The problem >>
Repeat, word for word, all the data that follows, and exclude the pictures.

Data shown >>

▬▬▬

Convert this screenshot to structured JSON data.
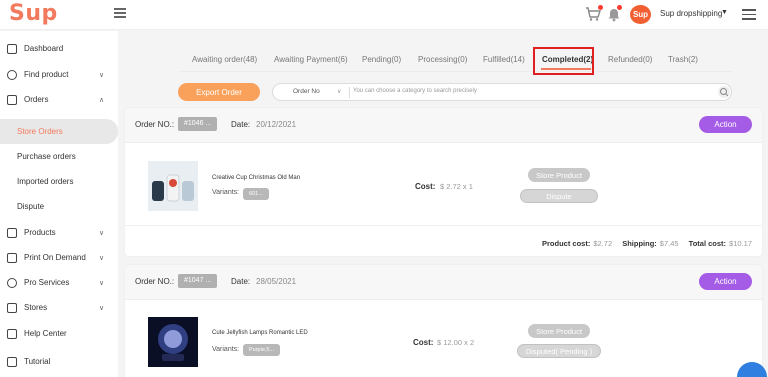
{
  "brand": {
    "logo": "Sup",
    "accent": "#f27a5e"
  },
  "topbar": {
    "avatar_text": "Sup",
    "user_name": "Sup dropshipping",
    "user_caret": "▼",
    "icons": [
      "menu-icon",
      "cart-icon",
      "bell-icon",
      "avatar",
      "hamburger-menu-icon"
    ]
  },
  "sidebar": {
    "items": [
      {
        "label": "Dashboard",
        "icon": "dashboard-icon",
        "has_chevron": false
      },
      {
        "label": "Find product",
        "icon": "search-product-icon",
        "has_chevron": true
      },
      {
        "label": "Orders",
        "icon": "orders-icon",
        "has_chevron": true,
        "expanded": true
      },
      {
        "label": "Products",
        "icon": "products-icon",
        "has_chevron": true
      },
      {
        "label": "Print On Demand",
        "icon": "print-icon",
        "has_chevron": true
      },
      {
        "label": "Pro Services",
        "icon": "pro-services-icon",
        "has_chevron": true
      },
      {
        "label": "Stores",
        "icon": "stores-icon",
        "has_chevron": true
      },
      {
        "label": "Help Center",
        "icon": "help-icon",
        "has_chevron": false
      },
      {
        "label": "Tutorial",
        "icon": "tutorial-icon",
        "has_chevron": false
      }
    ],
    "orders_sub": [
      {
        "label": "Store Orders",
        "active": true
      },
      {
        "label": "Purchase orders",
        "active": false
      },
      {
        "label": "Imported orders",
        "active": false
      },
      {
        "label": "Dispute",
        "active": false
      }
    ],
    "chevron_down": "∨",
    "chevron_up": "∧"
  },
  "tabs": [
    {
      "label": "Awaiting order(48)",
      "active": false
    },
    {
      "label": "Awaiting Payment(6)",
      "active": false
    },
    {
      "label": "Pending(0)",
      "active": false
    },
    {
      "label": "Processing(0)",
      "active": false
    },
    {
      "label": "Fulfilled(14)",
      "active": false
    },
    {
      "label": "Completed(2)",
      "active": true
    },
    {
      "label": "Refunded(0)",
      "active": false
    },
    {
      "label": "Trash(2)",
      "active": false
    }
  ],
  "filters": {
    "export_label": "Export Order",
    "search_category": "Order No",
    "search_caret": "∨",
    "search_placeholder": "You can choose a category to search precisely"
  },
  "orders": [
    {
      "order_label": "Order NO.:",
      "order_no": "#1046 ...",
      "date_label": "Date:",
      "date": "20/12/2021",
      "action_label": "Action",
      "product_name": "Creative Cup Christmas Old Man",
      "variants_label": "Variants:",
      "variant": "601...",
      "cost_label": "Cost:",
      "cost": "$ 2.72 x 1",
      "primary_btn": "Store Product",
      "secondary_btn": "Dispute",
      "product_cost_label": "Product cost:",
      "product_cost": "$2.72",
      "shipping_label": "Shipping:",
      "shipping": "$7.45",
      "total_label": "Total cost:",
      "total": "$10.17"
    },
    {
      "order_label": "Order NO.:",
      "order_no": "#1047 ...",
      "date_label": "Date:",
      "date": "28/05/2021",
      "action_label": "Action",
      "product_name": "Cute Jellyfish Lamps Romantic LED",
      "variants_label": "Variants:",
      "variant": "Purple,5...",
      "cost_label": "Cost:",
      "cost": "$ 12.00 x 2",
      "primary_btn": "Store Product",
      "secondary_btn": "Disputed( Pending )"
    }
  ]
}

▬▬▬

Result for this exercise >>
Convert this screenshot to structured JSON data.
{
  "brand": {
    "logo": "Sup",
    "accent": "#f27a5e"
  },
  "topbar": {
    "avatar_text": "Sup",
    "user_name": "Sup dropshipping",
    "user_caret": "▼",
    "icons": [
      "menu-icon",
      "cart-icon",
      "bell-icon",
      "avatar",
      "hamburger-menu-icon"
    ]
  },
  "sidebar": {
    "items": [
      {
        "label": "Dashboard",
        "icon": "dashboard-icon",
        "has_chevron": false
      },
      {
        "label": "Find product",
        "icon": "search-product-icon",
        "has_chevron": true
      },
      {
        "label": "Orders",
        "icon": "orders-icon",
        "has_chevron": true,
        "expanded": true
      },
      {
        "label": "Products",
        "icon": "products-icon",
        "has_chevron": true
      },
      {
        "label": "Print On Demand",
        "icon": "print-icon",
        "has_chevron": true
      },
      {
        "label": "Pro Services",
        "icon": "pro-services-icon",
        "has_chevron": true
      },
      {
        "label": "Stores",
        "icon": "stores-icon",
        "has_chevron": true
      },
      {
        "label": "Help Center",
        "icon": "help-icon",
        "has_chevron": false
      },
      {
        "label": "Tutorial",
        "icon": "tutorial-icon",
        "has_chevron": false
      }
    ],
    "orders_sub": [
      {
        "label": "Store Orders",
        "active": true
      },
      {
        "label": "Purchase orders",
        "active": false
      },
      {
        "label": "Imported orders",
        "active": false
      },
      {
        "label": "Dispute",
        "active": false
      }
    ],
    "chevron_down": "∨",
    "chevron_up": "∧"
  },
  "tabs": [
    {
      "label": "Awaiting order(48)",
      "active": false
    },
    {
      "label": "Awaiting Payment(6)",
      "active": false
    },
    {
      "label": "Pending(0)",
      "active": false
    },
    {
      "label": "Processing(0)",
      "active": false
    },
    {
      "label": "Fulfilled(14)",
      "active": false
    },
    {
      "label": "Completed(2)",
      "active": true
    },
    {
      "label": "Refunded(0)",
      "active": false
    },
    {
      "label": "Trash(2)",
      "active": false
    }
  ],
  "filters": {
    "export_label": "Export Order",
    "search_category": "Order No",
    "search_caret": "∨",
    "search_placeholder": "You can choose a category to search precisely"
  },
  "orders": [
    {
      "order_label": "Order NO.:",
      "order_no": "#1046 ...",
      "date_label": "Date:",
      "date": "20/12/2021",
      "action_label": "Action",
      "product_name": "Creative Cup Christmas Old Man",
      "variants_label": "Variants:",
      "variant": "601...",
      "cost_label": "Cost:",
      "cost": "$ 2.72 x 1",
      "primary_btn": "Store Product",
      "secondary_btn": "Dispute",
      "product_cost_label": "Product cost:",
      "product_cost": "$2.72",
      "shipping_label": "Shipping:",
      "shipping": "$7.45",
      "total_label": "Total cost:",
      "total": "$10.17"
    },
    {
      "order_label": "Order NO.:",
      "order_no": "#1047 ...",
      "date_label": "Date:",
      "date": "28/05/2021",
      "action_label": "Action",
      "product_name": "Cute Jellyfish Lamps Romantic LED",
      "variants_label": "Variants:",
      "variant": "Purple,5...",
      "cost_label": "Cost:",
      "cost": "$ 12.00 x 2",
      "primary_btn": "Store Product",
      "secondary_btn": "Disputed( Pending )"
    }
  ]
}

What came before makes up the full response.